On Global Divestment Day, the second campaign-launch speaker in Sacramento was Jane Vosburg, a retired teacher and fervent activist for fossil fuel divestment. She is divestment coordinator for 350 Sonoma County and for the CalSTRS campaign of Fossil Free California. Her speech:
“Action on climate change must happen now!” CalSTRS knows this. And CalPERS knows it. They also know that we must transition to a low-carbon economy; that’s why they plan to increase their clean energy and technology investments. Finally, both CalSTRS and CalPERS know that to prevent climate catastrophe, fossil fuel companies must keep 80% of their current reserves in the ground. However, despite all this knowledge, they still refuse to divest from fossil fuels.
Instead of divesting, both pension funds are entrenched in the belief that shareholder engagement will be effective in convincing the fossil fuel companies to do right.
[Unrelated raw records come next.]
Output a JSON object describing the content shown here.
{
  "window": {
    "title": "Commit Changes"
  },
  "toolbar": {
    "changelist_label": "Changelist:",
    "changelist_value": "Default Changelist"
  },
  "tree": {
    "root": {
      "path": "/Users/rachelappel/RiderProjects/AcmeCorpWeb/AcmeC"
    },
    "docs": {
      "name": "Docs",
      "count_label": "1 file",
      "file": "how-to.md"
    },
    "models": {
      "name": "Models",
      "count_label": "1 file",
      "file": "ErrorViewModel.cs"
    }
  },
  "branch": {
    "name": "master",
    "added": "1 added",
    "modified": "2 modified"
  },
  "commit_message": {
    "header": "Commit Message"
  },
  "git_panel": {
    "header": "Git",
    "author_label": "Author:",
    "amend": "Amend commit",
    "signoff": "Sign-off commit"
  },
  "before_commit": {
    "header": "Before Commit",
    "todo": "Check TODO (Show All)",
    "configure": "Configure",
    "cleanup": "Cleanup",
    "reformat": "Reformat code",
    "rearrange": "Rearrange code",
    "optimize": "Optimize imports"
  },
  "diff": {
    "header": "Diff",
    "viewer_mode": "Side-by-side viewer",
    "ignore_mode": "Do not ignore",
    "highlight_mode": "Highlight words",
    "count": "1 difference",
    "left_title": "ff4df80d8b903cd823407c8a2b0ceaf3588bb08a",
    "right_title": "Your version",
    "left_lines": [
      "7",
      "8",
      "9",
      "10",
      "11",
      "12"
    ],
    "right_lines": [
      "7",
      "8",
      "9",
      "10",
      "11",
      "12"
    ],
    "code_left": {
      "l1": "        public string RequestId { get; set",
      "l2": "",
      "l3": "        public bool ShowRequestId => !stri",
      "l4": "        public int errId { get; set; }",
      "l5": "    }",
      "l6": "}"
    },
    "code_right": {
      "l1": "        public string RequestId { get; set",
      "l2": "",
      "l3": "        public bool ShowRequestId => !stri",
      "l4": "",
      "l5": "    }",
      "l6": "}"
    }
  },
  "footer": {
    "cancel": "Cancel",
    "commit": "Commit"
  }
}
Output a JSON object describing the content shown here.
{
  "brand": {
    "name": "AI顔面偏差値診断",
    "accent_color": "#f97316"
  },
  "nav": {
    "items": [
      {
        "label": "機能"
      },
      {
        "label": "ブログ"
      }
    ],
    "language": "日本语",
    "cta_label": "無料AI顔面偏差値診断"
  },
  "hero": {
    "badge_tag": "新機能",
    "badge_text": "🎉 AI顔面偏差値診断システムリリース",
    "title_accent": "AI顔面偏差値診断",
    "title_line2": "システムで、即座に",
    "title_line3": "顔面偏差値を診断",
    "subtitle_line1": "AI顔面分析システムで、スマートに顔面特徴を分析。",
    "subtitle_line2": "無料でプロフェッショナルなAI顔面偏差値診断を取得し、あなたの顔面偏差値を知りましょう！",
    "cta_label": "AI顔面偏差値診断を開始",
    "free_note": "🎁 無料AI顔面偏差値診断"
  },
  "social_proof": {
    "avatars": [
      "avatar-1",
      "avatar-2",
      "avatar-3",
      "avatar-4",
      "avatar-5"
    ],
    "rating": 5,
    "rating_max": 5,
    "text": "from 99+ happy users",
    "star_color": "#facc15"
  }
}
This after ExxonMobil’s CEO Rex Tillerson reassured its shareholders that it intends to burn all its current reserves; it also spends $100 million a day exploring and developing more dirty fuel. For us this means that our pension funds support this exploitation of fossil fuel, and they support fracking which impacts the health of local communities in California.
Al Gore, in his recent presentation to the CalSTRS investment committee, said that engagement with fossil fuel companies does not work. They might show a willingness on their part to comply, but this is just a pretense, a smokescreen. Shareholder engagement legitimizes talk over real action.
Relying on engagement not only fails to acknowledge the urgency of the climate problem, but it also emboldens the fossil fuel industry to postpone its critical transition to renewable energy. Former commissioner of the SEC Bevis Longstreth suggests that the call for engagement might well be a ploy encouraged by the fossil fuel industry. He states, “In truth, if the engagement crowd didn’t exist, the fossil fuel giants would by now have invented them. (And, in light of the parallels to tobacco and lead, who knows the extent to which they did.)”
To help prevent climate and economic catastrophe, we call on CalSTRS and CalPERS to activate their divestment policy.
These fossil fuel investments already meet the three CalSTRS criteria for exclusion:
- They violate one of the ESG Risk Factors—the Environmental Factor.
- A potential for material loss of revenue exists.
- They weaken the trust of a significant portion of members to the System.
I ask you, members of the CalSTRS system, do you trust CalSTRS’ continued investments in the fossil fuel industry? NO!
Do you believe that shareholder engagement will be effective in influencing the fossil fuel industry to cut its carbon emissions? NO!
Do you want our pension funds to undermine the future of our children and grandchildren and all the students that we teach and have taught? NO!
According to Bob Massey, former executive director of Ceres, it is CalSTRS’ fiduciary duty to divest. He warns “that the failure to address a fundamental … destructive force … to … the future of an investment policy is, in fact, a breach of fiduciary duty.”
CalSTRS—and CalPERS—hear us! We call on you to follow your divestment policy. It’s time to move away from shareholder engagement and exclude fossil fuels from our retirement fund.